Below is a block of entries, which should be copied verbatim apart from the pictures.

══════════════════════════════

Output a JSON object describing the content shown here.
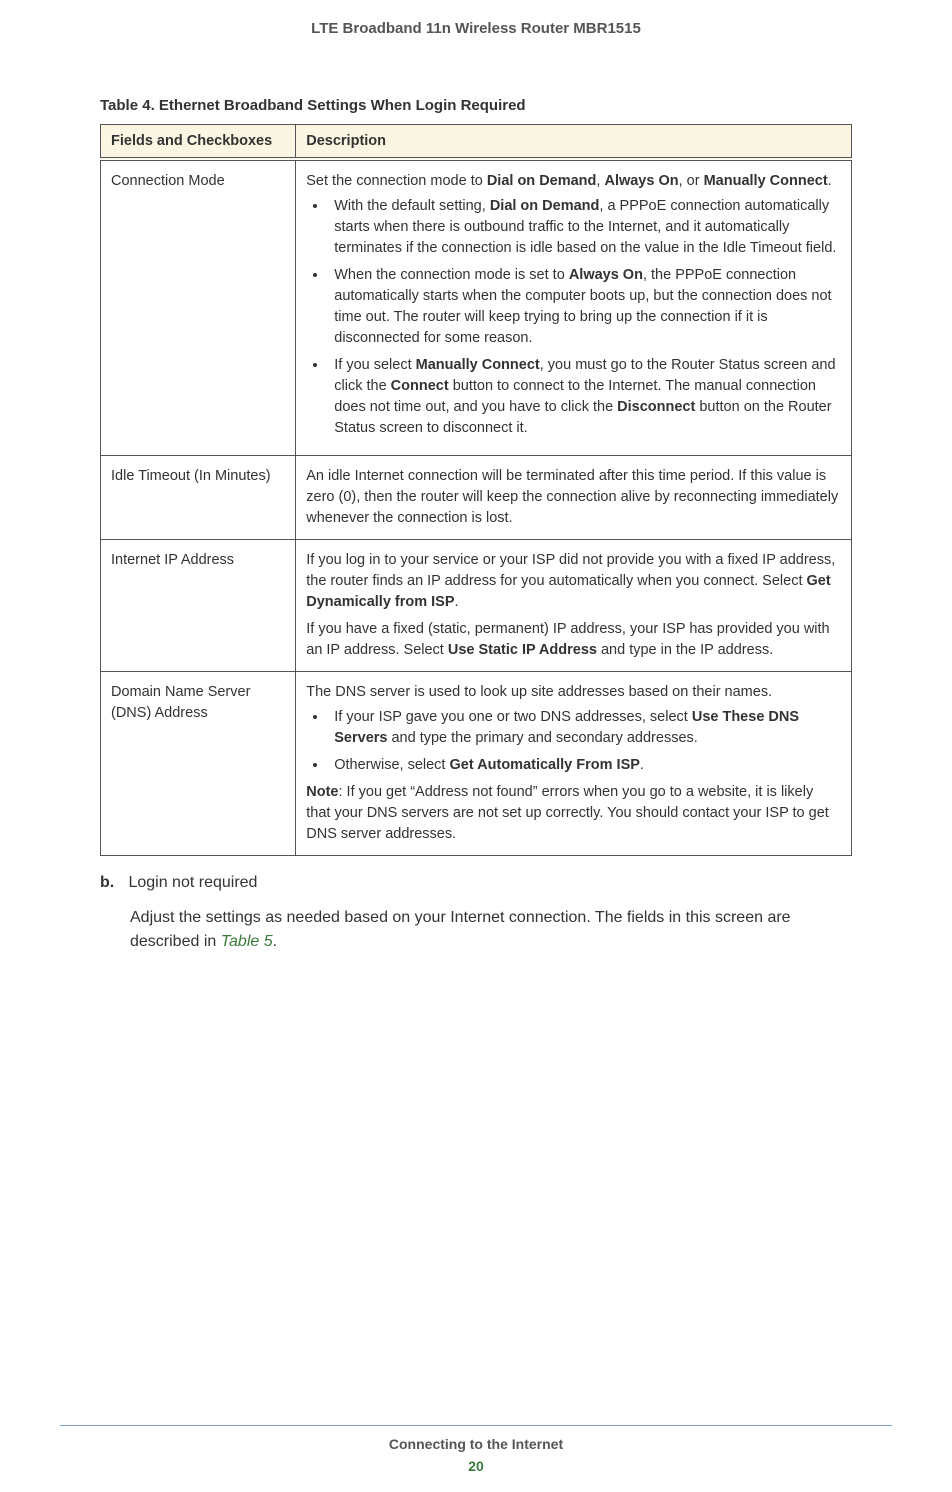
{
  "header": "LTE Broadband 11n Wireless Router MBR1515",
  "table_caption": "Table 4.  Ethernet Broadband Settings When Login Required",
  "table_headers": {
    "col1": "Fields and Checkboxes",
    "col2": "Description"
  },
  "rows": {
    "connection_mode": {
      "field": "Connection Mode",
      "intro_pre": "Set the connection mode to ",
      "b1": "Dial on Demand",
      "sep1": ", ",
      "b2": "Always On",
      "sep2": ", or ",
      "b3": "Manually Connect",
      "intro_post": ".",
      "bul1_pre": "With the default setting, ",
      "bul1_b": "Dial on Demand",
      "bul1_post": ", a PPPoE connection automatically starts when there is outbound traffic to the Internet, and it automatically terminates if the connection is idle based on the value in the Idle Timeout field.",
      "bul2_pre": "When the connection mode is set to ",
      "bul2_b": "Always On",
      "bul2_post": ", the PPPoE connection automatically starts when the computer boots up, but the connection does not time out. The router will keep trying to bring up the connection if it is disconnected for some reason.",
      "bul3_pre": "If you select ",
      "bul3_b1": "Manually Connect",
      "bul3_mid1": ", you must go to the Router Status screen and click the ",
      "bul3_b2": "Connect",
      "bul3_mid2": " button to connect to the Internet. The manual connection does not time out, and you have to click the ",
      "bul3_b3": "Disconnect",
      "bul3_post": " button on the Router Status screen to disconnect it."
    },
    "idle_timeout": {
      "field": "Idle Timeout (In Minutes)",
      "desc": "An idle Internet connection will be terminated after this time period. If this value is zero (0), then the router will keep the connection alive by reconnecting immediately whenever the connection is lost."
    },
    "internet_ip": {
      "field": "Internet IP Address",
      "p1_pre": "If you log in to your service or your ISP did not provide you with a fixed IP address, the router finds an IP address for you automatically when you connect. Select ",
      "p1_b": "Get Dynamically from ISP",
      "p1_post": ".",
      "p2_pre": "If you have a fixed (static, permanent) IP address, your ISP has provided you with an IP address. Select ",
      "p2_b": "Use Static IP Address",
      "p2_post": " and type in the IP address."
    },
    "dns": {
      "field": "Domain Name Server (DNS) Address",
      "intro": "The DNS server is used to look up site addresses based on their names.",
      "bul1_pre": "If your ISP gave you one or two DNS addresses, select ",
      "bul1_b": "Use These DNS Servers",
      "bul1_post": " and type the primary and secondary addresses.",
      "bul2_pre": "Otherwise, select ",
      "bul2_b": "Get Automatically From ISP",
      "bul2_post": ".",
      "note_b": "Note",
      "note_post": ": If you get “Address not found” errors when you go to a website, it is likely that your DNS servers are not set up correctly. You should contact your ISP to get DNS server addresses."
    }
  },
  "section_b": {
    "label": "b.",
    "title": "Login not required",
    "desc_pre": "Adjust the settings as needed based on your Internet connection. The fields in this screen are described in ",
    "desc_link": "Table 5",
    "desc_post": "."
  },
  "footer": {
    "title": "Connecting to the Internet",
    "page": "20"
  }
}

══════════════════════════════

* Answer to this task *
Output a JSON object describing the content shown here.
{
  "header": "LTE Broadband 11n Wireless Router MBR1515",
  "table_caption": "Table 4.  Ethernet Broadband Settings When Login Required",
  "table_headers": {
    "col1": "Fields and Checkboxes",
    "col2": "Description"
  },
  "rows": {
    "connection_mode": {
      "field": "Connection Mode",
      "intro_pre": "Set the connection mode to ",
      "b1": "Dial on Demand",
      "sep1": ", ",
      "b2": "Always On",
      "sep2": ", or ",
      "b3": "Manually Connect",
      "intro_post": ".",
      "bul1_pre": "With the default setting, ",
      "bul1_b": "Dial on Demand",
      "bul1_post": ", a PPPoE connection automatically starts when there is outbound traffic to the Internet, and it automatically terminates if the connection is idle based on the value in the Idle Timeout field.",
      "bul2_pre": "When the connection mode is set to ",
      "bul2_b": "Always On",
      "bul2_post": ", the PPPoE connection automatically starts when the computer boots up, but the connection does not time out. The router will keep trying to bring up the connection if it is disconnected for some reason.",
      "bul3_pre": "If you select ",
      "bul3_b1": "Manually Connect",
      "bul3_mid1": ", you must go to the Router Status screen and click the ",
      "bul3_b2": "Connect",
      "bul3_mid2": " button to connect to the Internet. The manual connection does not time out, and you have to click the ",
      "bul3_b3": "Disconnect",
      "bul3_post": " button on the Router Status screen to disconnect it."
    },
    "idle_timeout": {
      "field": "Idle Timeout (In Minutes)",
      "desc": "An idle Internet connection will be terminated after this time period. If this value is zero (0), then the router will keep the connection alive by reconnecting immediately whenever the connection is lost."
    },
    "internet_ip": {
      "field": "Internet IP Address",
      "p1_pre": "If you log in to your service or your ISP did not provide you with a fixed IP address, the router finds an IP address for you automatically when you connect. Select ",
      "p1_b": "Get Dynamically from ISP",
      "p1_post": ".",
      "p2_pre": "If you have a fixed (static, permanent) IP address, your ISP has provided you with an IP address. Select ",
      "p2_b": "Use Static IP Address",
      "p2_post": " and type in the IP address."
    },
    "dns": {
      "field": "Domain Name Server (DNS) Address",
      "intro": "The DNS server is used to look up site addresses based on their names.",
      "bul1_pre": "If your ISP gave you one or two DNS addresses, select ",
      "bul1_b": "Use These DNS Servers",
      "bul1_post": " and type the primary and secondary addresses.",
      "bul2_pre": "Otherwise, select ",
      "bul2_b": "Get Automatically From ISP",
      "bul2_post": ".",
      "note_b": "Note",
      "note_post": ": If you get “Address not found” errors when you go to a website, it is likely that your DNS servers are not set up correctly. You should contact your ISP to get DNS server addresses."
    }
  },
  "section_b": {
    "label": "b.",
    "title": "Login not required",
    "desc_pre": "Adjust the settings as needed based on your Internet connection. The fields in this screen are described in ",
    "desc_link": "Table 5",
    "desc_post": "."
  },
  "footer": {
    "title": "Connecting to the Internet",
    "page": "20"
  }
}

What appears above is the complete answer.